◆ Problem description:
Your copy of the entries below should hold exactly the lines from the one containing "Output a JSON" to the one containing "Give me the", inclusive, and no pictures.

◆ Recorded data:
──────────────────────────────
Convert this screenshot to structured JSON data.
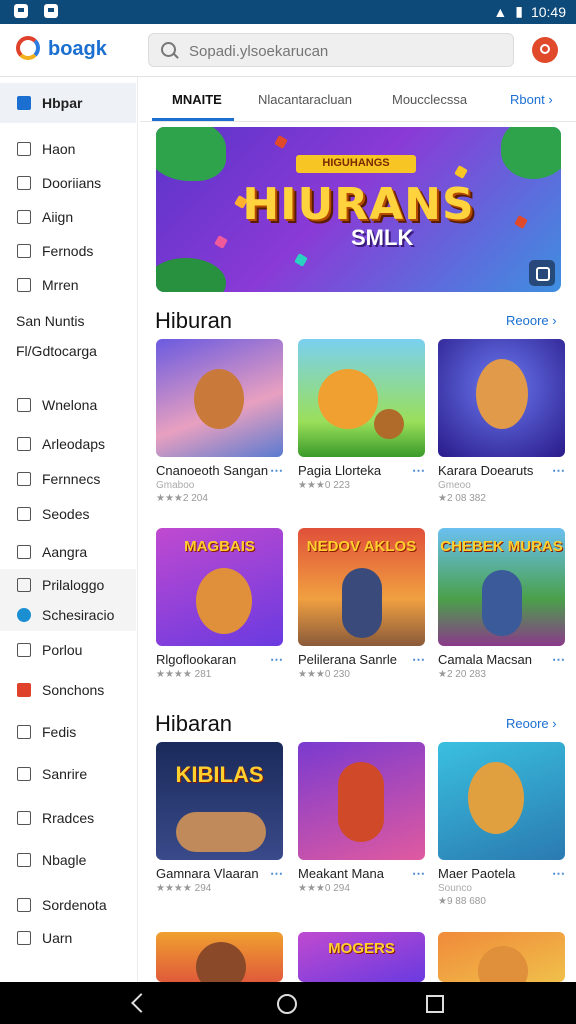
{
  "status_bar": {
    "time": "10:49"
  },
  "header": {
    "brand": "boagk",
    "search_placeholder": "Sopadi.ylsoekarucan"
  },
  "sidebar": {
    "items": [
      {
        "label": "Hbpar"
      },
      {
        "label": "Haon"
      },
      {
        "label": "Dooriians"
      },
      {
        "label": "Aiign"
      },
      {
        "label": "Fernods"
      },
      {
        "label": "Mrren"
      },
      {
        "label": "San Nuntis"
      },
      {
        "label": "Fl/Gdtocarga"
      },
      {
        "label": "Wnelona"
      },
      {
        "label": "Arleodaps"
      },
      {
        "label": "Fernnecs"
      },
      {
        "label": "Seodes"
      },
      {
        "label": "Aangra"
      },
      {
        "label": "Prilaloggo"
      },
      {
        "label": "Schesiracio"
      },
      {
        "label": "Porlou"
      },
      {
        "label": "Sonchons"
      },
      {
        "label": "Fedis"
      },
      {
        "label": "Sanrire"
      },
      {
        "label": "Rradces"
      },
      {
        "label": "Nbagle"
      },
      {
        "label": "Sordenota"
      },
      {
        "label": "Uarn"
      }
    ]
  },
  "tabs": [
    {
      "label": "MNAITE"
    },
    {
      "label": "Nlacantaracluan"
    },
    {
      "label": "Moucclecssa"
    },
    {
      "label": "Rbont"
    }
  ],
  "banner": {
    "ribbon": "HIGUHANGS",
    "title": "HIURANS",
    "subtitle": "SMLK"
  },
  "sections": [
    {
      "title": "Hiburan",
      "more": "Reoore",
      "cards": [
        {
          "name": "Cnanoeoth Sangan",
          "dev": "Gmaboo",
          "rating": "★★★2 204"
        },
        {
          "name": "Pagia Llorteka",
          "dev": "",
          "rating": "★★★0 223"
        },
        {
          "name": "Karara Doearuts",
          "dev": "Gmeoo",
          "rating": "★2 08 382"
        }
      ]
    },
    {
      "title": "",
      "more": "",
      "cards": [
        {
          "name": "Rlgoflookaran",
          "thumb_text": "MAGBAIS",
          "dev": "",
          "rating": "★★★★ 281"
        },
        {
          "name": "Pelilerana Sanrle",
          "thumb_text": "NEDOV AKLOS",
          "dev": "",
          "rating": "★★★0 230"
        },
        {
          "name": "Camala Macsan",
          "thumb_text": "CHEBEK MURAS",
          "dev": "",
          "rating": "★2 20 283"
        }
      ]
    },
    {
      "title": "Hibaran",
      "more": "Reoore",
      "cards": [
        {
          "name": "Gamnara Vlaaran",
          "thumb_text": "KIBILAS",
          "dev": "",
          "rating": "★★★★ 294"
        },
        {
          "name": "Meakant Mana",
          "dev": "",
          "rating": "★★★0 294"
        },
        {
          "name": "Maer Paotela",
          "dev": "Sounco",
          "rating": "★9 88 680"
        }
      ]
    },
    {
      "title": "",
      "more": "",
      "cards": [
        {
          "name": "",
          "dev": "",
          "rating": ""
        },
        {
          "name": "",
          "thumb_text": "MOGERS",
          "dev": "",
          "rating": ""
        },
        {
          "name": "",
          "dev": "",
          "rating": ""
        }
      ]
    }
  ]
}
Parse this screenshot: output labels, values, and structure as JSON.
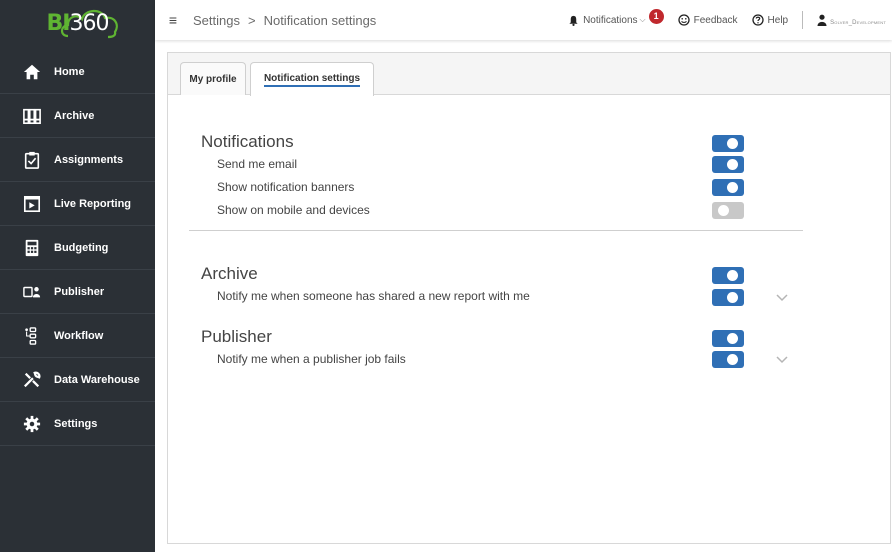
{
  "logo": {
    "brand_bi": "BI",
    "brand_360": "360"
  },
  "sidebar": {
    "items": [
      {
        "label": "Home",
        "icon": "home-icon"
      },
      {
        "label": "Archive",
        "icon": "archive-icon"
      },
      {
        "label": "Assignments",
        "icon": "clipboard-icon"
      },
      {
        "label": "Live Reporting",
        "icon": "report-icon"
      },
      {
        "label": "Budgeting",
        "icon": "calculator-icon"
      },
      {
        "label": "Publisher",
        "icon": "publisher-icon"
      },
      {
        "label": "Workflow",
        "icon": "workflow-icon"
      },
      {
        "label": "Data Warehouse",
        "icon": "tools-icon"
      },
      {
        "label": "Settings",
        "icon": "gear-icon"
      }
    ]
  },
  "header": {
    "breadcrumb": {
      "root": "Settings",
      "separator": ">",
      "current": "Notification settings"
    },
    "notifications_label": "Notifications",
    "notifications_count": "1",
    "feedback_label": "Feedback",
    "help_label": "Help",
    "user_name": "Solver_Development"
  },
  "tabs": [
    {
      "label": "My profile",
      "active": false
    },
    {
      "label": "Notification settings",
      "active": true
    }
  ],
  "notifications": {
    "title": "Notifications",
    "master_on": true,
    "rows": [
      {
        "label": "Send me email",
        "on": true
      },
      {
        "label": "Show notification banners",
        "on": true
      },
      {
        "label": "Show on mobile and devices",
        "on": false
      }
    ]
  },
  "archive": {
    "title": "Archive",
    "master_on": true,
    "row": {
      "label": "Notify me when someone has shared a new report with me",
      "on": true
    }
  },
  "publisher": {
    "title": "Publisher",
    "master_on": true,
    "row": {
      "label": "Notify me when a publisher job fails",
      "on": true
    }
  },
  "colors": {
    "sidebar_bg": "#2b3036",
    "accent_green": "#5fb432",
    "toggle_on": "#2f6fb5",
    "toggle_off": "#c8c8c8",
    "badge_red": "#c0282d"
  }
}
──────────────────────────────
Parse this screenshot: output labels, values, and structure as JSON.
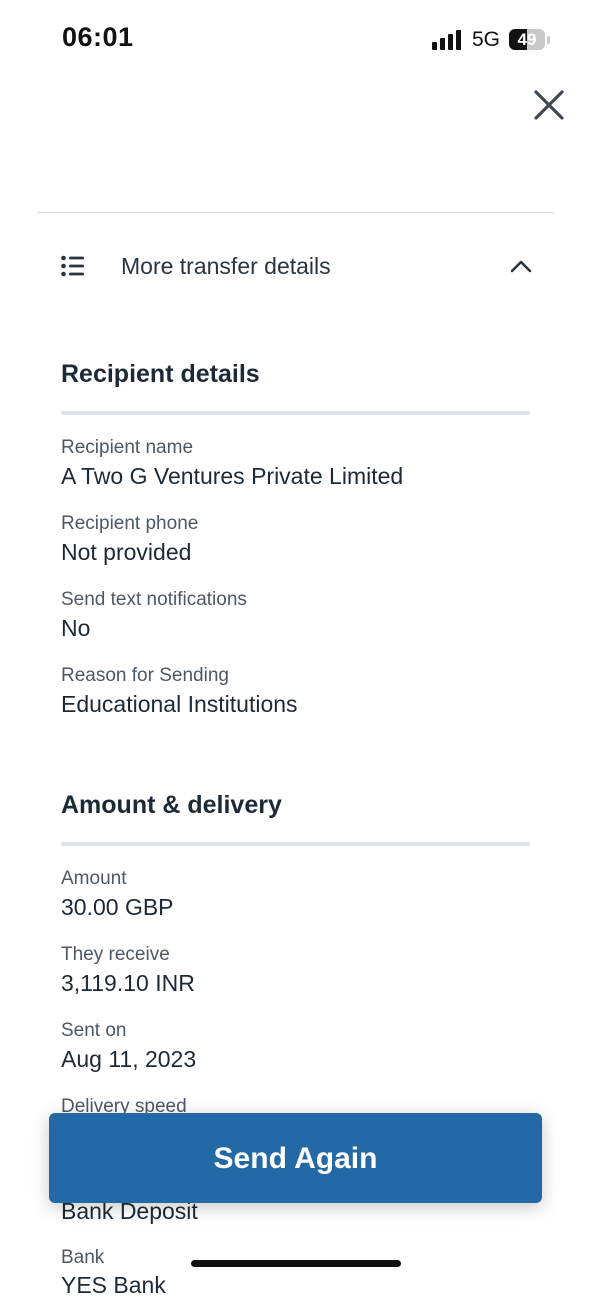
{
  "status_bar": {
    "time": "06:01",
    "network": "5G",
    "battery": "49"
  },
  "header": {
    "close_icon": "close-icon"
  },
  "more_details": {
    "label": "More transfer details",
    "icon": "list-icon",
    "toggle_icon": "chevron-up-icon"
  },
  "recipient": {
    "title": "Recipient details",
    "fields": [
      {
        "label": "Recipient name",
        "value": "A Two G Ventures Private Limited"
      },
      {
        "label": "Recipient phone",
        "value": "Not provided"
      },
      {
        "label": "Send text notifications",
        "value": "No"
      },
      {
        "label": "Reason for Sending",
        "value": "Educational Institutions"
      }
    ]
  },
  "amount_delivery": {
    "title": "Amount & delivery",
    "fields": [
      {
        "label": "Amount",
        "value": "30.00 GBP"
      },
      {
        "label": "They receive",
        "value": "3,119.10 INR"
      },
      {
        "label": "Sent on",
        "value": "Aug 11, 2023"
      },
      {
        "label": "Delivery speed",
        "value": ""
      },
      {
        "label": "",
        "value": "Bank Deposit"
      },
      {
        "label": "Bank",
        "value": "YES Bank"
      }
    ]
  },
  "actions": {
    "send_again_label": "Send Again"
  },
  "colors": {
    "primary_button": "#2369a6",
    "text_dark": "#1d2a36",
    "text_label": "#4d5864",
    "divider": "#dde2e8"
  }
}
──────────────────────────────
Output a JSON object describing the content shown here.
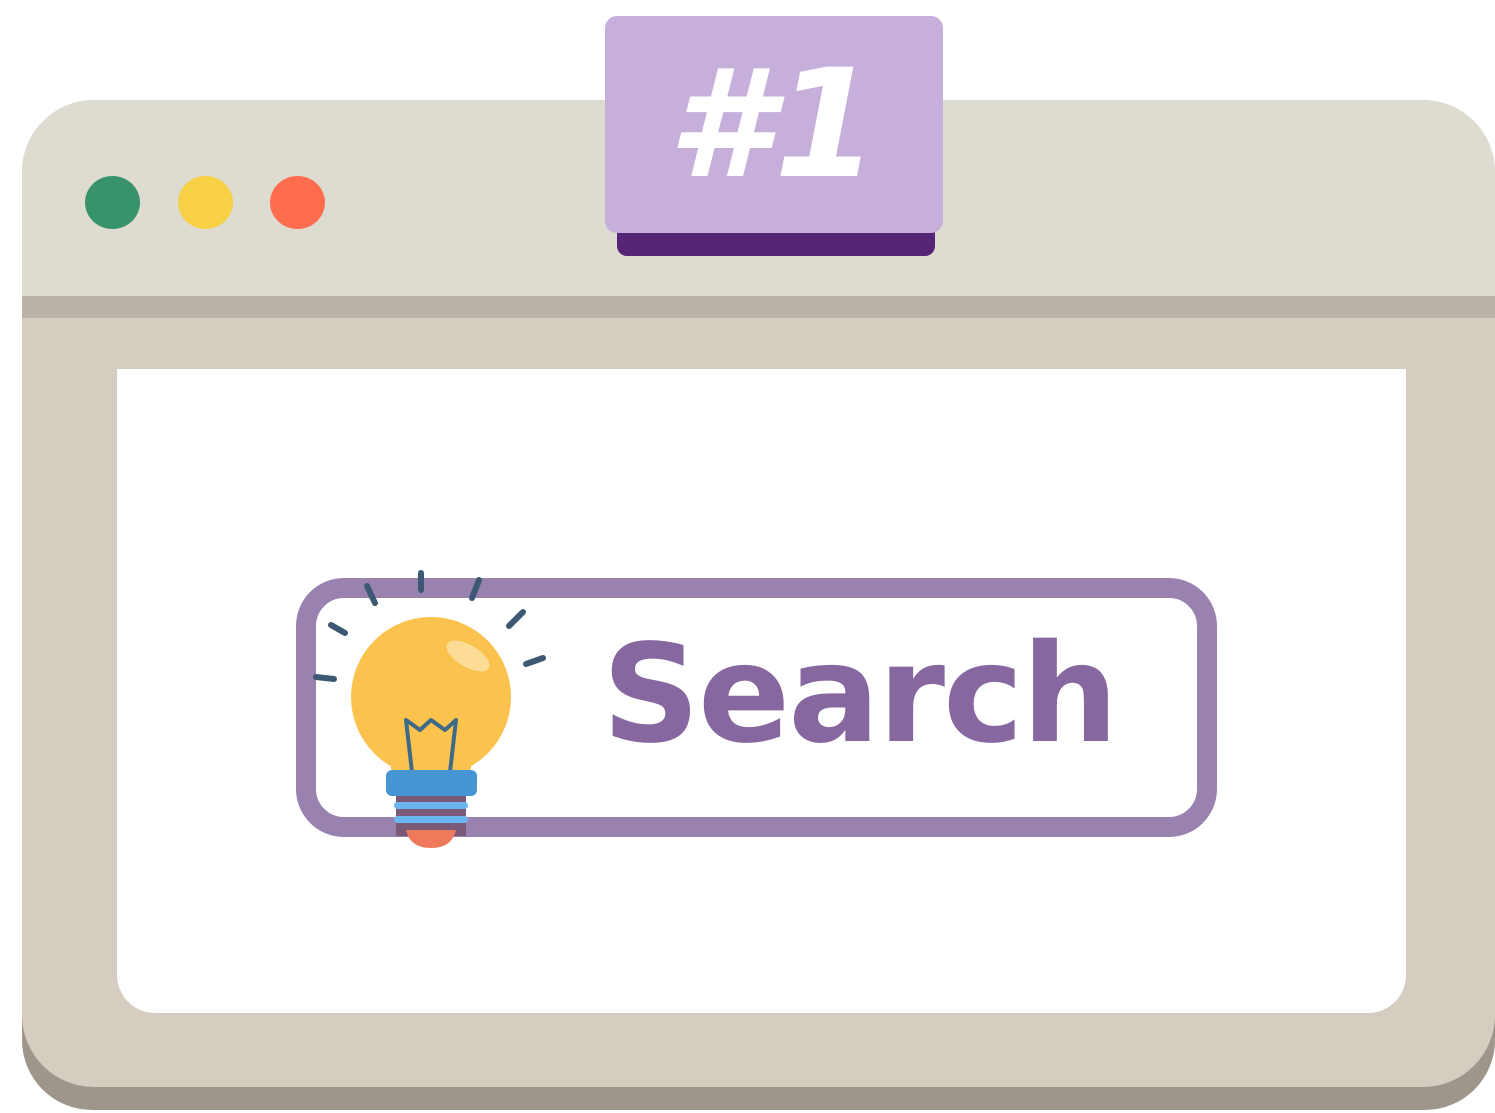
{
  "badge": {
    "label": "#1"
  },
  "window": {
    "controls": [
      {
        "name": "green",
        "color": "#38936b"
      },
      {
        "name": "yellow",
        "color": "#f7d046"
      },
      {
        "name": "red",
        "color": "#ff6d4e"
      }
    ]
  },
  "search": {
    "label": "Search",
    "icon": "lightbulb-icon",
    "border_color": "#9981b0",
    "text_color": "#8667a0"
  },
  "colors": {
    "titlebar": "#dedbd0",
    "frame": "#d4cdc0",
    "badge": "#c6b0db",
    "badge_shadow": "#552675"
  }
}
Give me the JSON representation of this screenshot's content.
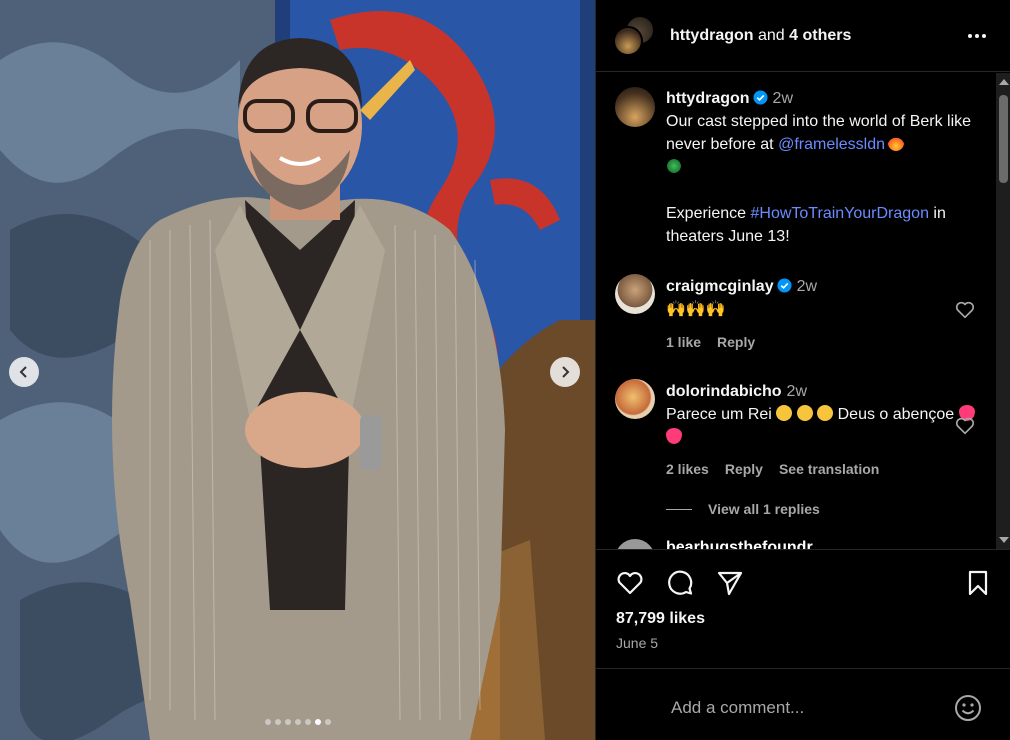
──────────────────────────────
◆ Problem solution:
Output a JSON object describing the content shown here.
{
  "badge": {
    "label": "#1"
  },
  "window": {
    "controls": [
      {
        "name": "green",
        "color": "#38936b"
      },
      {
        "name": "yellow",
        "color": "#f7d046"
      },
      {
        "name": "red",
        "color": "#ff6d4e"
      }
    ]
  },
  "search": {
    "label": "Search",
    "icon": "lightbulb-icon",
    "border_color": "#9981b0",
    "text_color": "#8667a0"
  },
  "colors": {
    "titlebar": "#dedbd0",
    "frame": "#d4cdc0",
    "badge": "#c6b0db",
    "badge_shadow": "#552675"
  }
}
Give me the JSON representation of this screenshot's content.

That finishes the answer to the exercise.